Proud to have contributed fundamental research to the biology of tumor viruses and their cancer-causing mechanisms, Dr. Butel cites the highlight of her career as the work she did regarding a viral contaminant in the early live polio vaccine. Furthermore, she was the first woman to be awarded an endowed professorship at Baylor, as well as the first woman to chair a Baylor academic unit and the first woman designated a distinguished service professor. Over the years, she trained approximately 50 graduate students and postdoctoral and clinical fellows. As a result of her decades of research, she has contributed over 300 papers, review articles and book chapters to professional journals and books. From 1987 to 2013, she served as the contributor editor for the virology section of nine editions of “Medical Microbiology,” and was on the editorial boards for various journals between 1976 and 2018.
Having served on a variety of scientific boards and councils, Dr. Butel has been active with the American Cancer Society, the National Institute of Allergy and Infectious Diseases, the National Cancer Institute, the National Institutes of Health, the Centers for AIDS Research, the American Association for Cancer Research and Kansas State University. She spent time as division chair and group four representative for the American Society of Microbiology and was on the Colorado board of governors for the International Association for Breast Cancer Research. Other memberships of hers include the American Association for the Advancement of Science, the American Society for Cell Biology, the American Society for Virology, the Association of Medical School Microbiology and Immunology Chairs, and Sigma Xi, The Scientific Research Honor Society.
Finding she greatly enjoyed chemistry while in high school, Dr. Butel initially thought to pursue pharmacy, but became fascinated with virology after taking a course on microbiology.

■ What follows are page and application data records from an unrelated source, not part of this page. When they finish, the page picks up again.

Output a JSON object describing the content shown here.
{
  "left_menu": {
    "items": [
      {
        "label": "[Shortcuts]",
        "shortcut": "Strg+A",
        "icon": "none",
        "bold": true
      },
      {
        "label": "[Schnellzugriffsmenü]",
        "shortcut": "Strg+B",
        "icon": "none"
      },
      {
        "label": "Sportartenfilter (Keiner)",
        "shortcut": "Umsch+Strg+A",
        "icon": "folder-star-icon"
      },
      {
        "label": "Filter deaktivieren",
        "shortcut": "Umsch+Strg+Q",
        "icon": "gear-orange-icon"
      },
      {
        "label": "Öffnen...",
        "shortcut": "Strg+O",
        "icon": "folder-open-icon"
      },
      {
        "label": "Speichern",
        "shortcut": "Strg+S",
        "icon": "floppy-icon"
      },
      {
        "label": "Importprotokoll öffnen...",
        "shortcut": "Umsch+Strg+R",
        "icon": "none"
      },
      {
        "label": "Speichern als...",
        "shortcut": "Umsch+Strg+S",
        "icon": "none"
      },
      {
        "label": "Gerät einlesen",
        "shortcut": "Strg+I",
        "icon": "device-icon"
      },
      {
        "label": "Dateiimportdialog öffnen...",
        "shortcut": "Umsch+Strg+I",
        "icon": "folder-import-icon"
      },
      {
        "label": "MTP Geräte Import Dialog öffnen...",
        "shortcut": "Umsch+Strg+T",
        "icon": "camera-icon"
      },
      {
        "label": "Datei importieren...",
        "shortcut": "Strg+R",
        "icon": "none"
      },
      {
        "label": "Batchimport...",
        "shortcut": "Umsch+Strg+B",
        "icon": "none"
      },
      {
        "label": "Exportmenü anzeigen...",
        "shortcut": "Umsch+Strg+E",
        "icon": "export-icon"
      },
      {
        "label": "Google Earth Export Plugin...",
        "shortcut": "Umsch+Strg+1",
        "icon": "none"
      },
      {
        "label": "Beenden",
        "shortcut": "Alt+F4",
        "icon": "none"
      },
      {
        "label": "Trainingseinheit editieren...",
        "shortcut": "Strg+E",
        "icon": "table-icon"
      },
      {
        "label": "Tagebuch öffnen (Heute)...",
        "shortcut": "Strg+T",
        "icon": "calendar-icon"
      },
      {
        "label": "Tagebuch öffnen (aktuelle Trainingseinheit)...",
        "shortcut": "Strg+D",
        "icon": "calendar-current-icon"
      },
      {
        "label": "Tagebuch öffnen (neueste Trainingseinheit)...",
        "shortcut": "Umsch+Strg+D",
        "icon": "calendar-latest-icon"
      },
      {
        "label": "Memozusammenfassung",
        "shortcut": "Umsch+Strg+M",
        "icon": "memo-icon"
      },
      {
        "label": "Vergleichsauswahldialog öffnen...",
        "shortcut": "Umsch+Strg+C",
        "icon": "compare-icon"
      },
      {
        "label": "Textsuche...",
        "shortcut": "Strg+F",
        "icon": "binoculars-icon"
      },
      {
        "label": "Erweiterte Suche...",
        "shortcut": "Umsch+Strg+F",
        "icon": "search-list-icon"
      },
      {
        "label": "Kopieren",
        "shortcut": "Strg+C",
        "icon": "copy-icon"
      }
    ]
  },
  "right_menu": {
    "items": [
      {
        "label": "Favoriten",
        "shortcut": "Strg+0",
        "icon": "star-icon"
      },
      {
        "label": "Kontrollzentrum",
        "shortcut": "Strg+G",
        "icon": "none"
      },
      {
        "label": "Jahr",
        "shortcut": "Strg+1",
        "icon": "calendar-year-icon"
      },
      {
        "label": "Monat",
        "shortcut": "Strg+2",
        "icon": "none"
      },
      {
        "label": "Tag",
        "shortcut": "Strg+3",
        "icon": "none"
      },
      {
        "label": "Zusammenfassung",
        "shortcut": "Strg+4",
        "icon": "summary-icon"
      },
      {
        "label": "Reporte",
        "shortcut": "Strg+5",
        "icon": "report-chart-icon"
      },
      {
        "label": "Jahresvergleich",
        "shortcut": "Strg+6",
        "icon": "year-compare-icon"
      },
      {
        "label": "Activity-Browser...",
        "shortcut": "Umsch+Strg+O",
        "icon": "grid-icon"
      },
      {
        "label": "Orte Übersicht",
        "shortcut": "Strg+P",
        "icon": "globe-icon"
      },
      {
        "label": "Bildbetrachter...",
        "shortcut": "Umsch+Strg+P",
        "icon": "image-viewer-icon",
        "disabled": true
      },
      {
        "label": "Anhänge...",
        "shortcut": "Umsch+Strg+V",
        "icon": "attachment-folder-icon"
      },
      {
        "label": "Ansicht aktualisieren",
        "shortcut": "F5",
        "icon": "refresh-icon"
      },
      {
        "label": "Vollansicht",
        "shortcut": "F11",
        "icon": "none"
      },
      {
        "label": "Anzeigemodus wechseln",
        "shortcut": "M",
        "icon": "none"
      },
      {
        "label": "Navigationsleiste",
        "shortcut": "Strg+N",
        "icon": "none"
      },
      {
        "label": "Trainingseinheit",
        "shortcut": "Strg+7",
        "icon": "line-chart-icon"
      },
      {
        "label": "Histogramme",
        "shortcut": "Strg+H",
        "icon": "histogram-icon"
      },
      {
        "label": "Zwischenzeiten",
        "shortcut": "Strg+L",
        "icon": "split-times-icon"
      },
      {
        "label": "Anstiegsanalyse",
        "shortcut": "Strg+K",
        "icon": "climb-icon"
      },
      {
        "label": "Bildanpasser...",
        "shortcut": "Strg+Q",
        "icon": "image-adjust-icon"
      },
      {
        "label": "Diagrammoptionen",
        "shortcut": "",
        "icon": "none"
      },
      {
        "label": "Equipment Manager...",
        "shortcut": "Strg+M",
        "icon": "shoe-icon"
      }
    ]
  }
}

After graduating with a Bachelor of Science, summa cum laude, from Kansas State University in 1963, she became a graduate fellow with the National Science Foundation from 1963 to 1966 and earned her Doctor of Philosophy, with honors, from Baylor University in 1966. She concluded her studies as a postdoctoral fellow at Baylor College of Medicine from 1966 to 1968. In 2003, she was recognized as a Kansas State University alumni fellow, and has twice been named Distinguished Alumnus of the Graduate School of Biomedical Sciences by Baylor College of Medicine, first in 2002 and again in 2017.
For excellence in her career, Dr. Butel has been the recipient of a number of honors and accolades. Between 1973 and 2015, she received continuous research grants from the National Institutes of Health and was the recipient of a Women in Cancer Research-Charlotte Friend memorial lectureship in 2007. Later on, she was presented with the BioHouston Women in Science Award in 2013 and was honored at the Harris County Medical Society’s Women in Health & Medical Science Gala in 2014. Interviewed for the Texas Medical Center Women’s History Project in 2015, she had January 6th named Dr. Janet Butel Day in Houston by Mayor Sylvester Turner in 2017. In light of all her accomplishments, she was presented with the Albert Nelson Marquis Lifetime Achievement Award in 2020.
Born in Overbrook, Kansas, to father Floyd Charles Butel and mother Bernice Humbert, Dr. Butel has been happily married to her husband, David Yates Graham, MD, since 1967. Together they are the proud parents of two children, Kathleen Lomax, MD, and David P. Graham, MD, and grandparents to twin granddaughters. Dr. Butel’s family also included four brothers. Enjoying gardening in her free time, Dr. Butel intends to continue writing papers in her retirement as well as conducting Zoom meetings and seminars.